I think that tasks associated with the basic infrastructure will certainly be different. Nursing documentation has to support a lot of operational 'stuff' such as core measures, meaningful use, various quality improvement initiatives, etc. This can be very time consuming. You will probably have to take into account some different aspects of care such as case management & discharge planning when you develop & maintain your plan of care. Hospitals have also been hit with another new batch of "Patient Centered" requirements from Joint Commission and CMS - patients can now designate a "support person" who has the right to meaningful participation in their care... whatever that means - LOL. We also now have additional restrictions on management of interpretation/translation for non-English speaking patients.
Overall, the pace may not be faster, but the work will have a lot more variety for you. You will have to get used to prioritizing a whole new set of demands. You'll have much more frequent contact with physicians - for better or worse.

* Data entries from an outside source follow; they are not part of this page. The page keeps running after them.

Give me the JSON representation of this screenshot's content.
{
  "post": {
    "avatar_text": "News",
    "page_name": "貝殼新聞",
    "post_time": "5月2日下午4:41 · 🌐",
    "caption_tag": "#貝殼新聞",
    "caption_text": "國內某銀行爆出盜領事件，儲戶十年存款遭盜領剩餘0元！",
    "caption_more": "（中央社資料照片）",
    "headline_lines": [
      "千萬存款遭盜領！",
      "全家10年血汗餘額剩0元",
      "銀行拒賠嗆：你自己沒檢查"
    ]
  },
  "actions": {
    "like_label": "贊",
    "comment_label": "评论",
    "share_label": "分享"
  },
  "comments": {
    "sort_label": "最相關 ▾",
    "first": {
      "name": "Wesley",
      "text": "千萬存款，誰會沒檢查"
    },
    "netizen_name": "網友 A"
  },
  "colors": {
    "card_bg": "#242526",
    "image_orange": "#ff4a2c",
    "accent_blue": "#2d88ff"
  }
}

Best of luck on your transition. Keep in mind that you can serve as a wonderful example of how well LTC nurses can transition to acute care. This will certainly influence hiring practices in the future. Go get 'em!!